# Peter-Weyl theorem

A theorem on the approximation of functions on a compact topological group by means of representation functions (cf. Representation function). Let $\pi$ run through a family $\Sigma$ of representatives of all equivalence classes for the irreducible continuous unitary representations of a compact group $G$( cf. Representation of a topological group). Let $\mathop{\rm dim} \pi$ be the dimension of a representation $\pi$ and let $u _ {ij} ^ {( \pi ) }$ be its matrix elements in some orthonormal basis. The Peter–Weyl theorem asserts that the functions

$$\sqrt { \mathop{\rm dim} \pi } u _ {ij} ^ {( \pi ) } \ ( \pi \in \Sigma )$$

form an orthonormal basis in the space $L _ {2} (G)$ of square-summable functions with respect to the Haar measure on $G$( the measure of the entire group is taken to be 1). The algebra of all complex-valued representation functions on $G$, which coincides with the set of finite linear combinations of the functions $u _ {ij} ^ {( \pi ) }$, $\pi \in \Sigma$, is uniformly dense in the space of all continuous complex-valued functions in $G$.

If $G=T$ is the rotation group for the plane, this assertion coincides with an elementary theorem on approximating periodic continuous functions by trigonometric polynomials.

A consequence of the Peter–Weyl theorem is that the set of linear combinations of characters of the irreducible representations of $G$ is dense in the algebra of all continuous functions on $G$, constant on classes of conjugate elements. Another consequence is that for any element $a \in G$, $a \neq e$, there is an irreducible continuous representation $\phi$ of $G$ such that $\phi (a) \neq e$; if, on the other hand, $G$ is a compact Lie group, then $G$ has a faithful linear representation.

The Peter–Weyl theorem implies also the following more general assertion [5], [6]. Suppose one is given a continuous linear representation $\phi$ of a compact group $G$ in a Fréchet space $E$. Then the subspace of representation elements of $E$ is dense in $E$. Here an element $v \in E$ is called a representation, or spherical or almost-invariant, element if the orbit $\phi (G)v$ generates a finite-dimensional subspace in $E$. This is applicable in particular to the case where $E$ is the space of sections of a certain smoothness class of smooth vector $G$- fibrations, for example, the space of tensor fields of a certain type or given smoothness class on a smooth manifold with a smooth action of a compact Lie group $G$.
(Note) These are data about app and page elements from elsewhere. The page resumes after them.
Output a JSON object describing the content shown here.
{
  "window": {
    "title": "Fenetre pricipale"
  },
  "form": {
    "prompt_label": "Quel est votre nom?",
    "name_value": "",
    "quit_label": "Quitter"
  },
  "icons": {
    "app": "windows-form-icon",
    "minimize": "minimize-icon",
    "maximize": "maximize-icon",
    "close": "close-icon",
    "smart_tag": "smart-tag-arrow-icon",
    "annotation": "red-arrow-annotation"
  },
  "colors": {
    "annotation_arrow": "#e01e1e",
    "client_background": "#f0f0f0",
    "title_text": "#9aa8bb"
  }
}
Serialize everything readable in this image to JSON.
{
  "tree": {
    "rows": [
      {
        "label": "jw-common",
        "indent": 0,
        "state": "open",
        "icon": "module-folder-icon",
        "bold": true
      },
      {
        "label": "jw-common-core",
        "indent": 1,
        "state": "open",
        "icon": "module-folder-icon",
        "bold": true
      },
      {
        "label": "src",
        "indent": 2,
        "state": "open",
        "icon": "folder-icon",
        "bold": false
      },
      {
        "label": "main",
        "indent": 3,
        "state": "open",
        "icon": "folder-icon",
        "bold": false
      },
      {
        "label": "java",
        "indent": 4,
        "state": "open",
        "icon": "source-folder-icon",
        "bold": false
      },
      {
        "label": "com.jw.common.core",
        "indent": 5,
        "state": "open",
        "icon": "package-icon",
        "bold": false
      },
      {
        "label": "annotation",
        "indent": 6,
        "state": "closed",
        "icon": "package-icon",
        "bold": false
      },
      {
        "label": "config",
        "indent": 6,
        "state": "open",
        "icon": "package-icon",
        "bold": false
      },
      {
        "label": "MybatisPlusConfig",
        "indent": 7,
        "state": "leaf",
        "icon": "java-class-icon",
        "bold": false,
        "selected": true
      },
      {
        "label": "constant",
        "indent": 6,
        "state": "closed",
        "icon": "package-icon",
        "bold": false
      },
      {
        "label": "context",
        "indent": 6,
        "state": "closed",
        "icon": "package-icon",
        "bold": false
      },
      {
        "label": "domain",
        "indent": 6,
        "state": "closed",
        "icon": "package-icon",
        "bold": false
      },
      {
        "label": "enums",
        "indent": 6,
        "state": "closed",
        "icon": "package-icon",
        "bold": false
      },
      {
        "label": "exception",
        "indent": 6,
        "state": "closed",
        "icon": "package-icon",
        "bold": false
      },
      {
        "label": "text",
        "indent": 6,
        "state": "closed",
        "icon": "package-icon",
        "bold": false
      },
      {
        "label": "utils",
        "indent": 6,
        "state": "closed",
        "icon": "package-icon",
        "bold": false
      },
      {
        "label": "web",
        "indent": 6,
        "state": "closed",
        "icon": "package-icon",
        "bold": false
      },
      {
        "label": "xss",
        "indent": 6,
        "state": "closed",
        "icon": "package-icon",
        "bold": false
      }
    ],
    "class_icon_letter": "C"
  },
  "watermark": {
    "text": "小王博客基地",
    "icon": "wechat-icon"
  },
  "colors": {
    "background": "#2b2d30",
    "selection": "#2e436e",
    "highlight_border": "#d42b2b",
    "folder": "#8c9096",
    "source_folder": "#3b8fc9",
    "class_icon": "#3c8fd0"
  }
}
The Peter–Weyl theorem was proved in 1927 by F. Peter and H. Weyl .

#### References

 [1a] F. Peter, H. Weyl, "Die Vollständigkeit der primitiven Darstellungen einer geschlossenen kontinuierlichen Gruppe" Math. Ann. , 97 (1927) pp. 737–755 [1b] F. Peter, H. Weyl, "Die Vollständigkeit der primitiven Darstellungen einer geschlossenen kontinuierlichen Gruppe" , Gesammelte Abhandlungen H. Weyl , III : 73 , Springer (1968) pp. 58–75 [2] L.S. Pontryagin, "Topological groups" , Princeton Univ. Press (1958) (Translated from Russian) [3] E. Hewitt, K.A. Ross, "Abstract harmonic analysis" , 1–2 , Springer (1979) [4] C. Chevalley, "Theory of Lie groups" , 1 , Princeton Univ. Press (1946) [5] R.S. Palais, T.E. Stewart, "The cohomology of differentiable transformation groups" Amer. J. Math. , 83 : 4 (1961) pp. 623–644 [6] G.D. Mostow, "Cohomology of topological groups and solvmanifolds" Ann. of Math. , 73 : 1 (1961) pp. 20–48

A representation element is now usually called a $G$- finite element.
The statement that the algebra of complex-valued representation functions is uniformly dense in the algebra of continuous functions on $G$ is known as the Weyl approximation theorem. The Peter–Weyl theorem gives a complete description of the (left or right) regular representation in terms of its irreducible components. In particular, each irreducible component occurs with a multiplicity equal to its dimension, cf. [a1], Chapt. 7, §2. There exists a generalized Peter–Weyl theorem for unimodular Lie groups, cf. [a1], Chapt. 14, §2. The description of $L _ {2} (G)$( and the other unitary representations) in terms of the irreducible representations, including the fact that the irreducible unitary representations are finite dimensional, is known as Peter–Weyl theory, cf. e.g. [a2].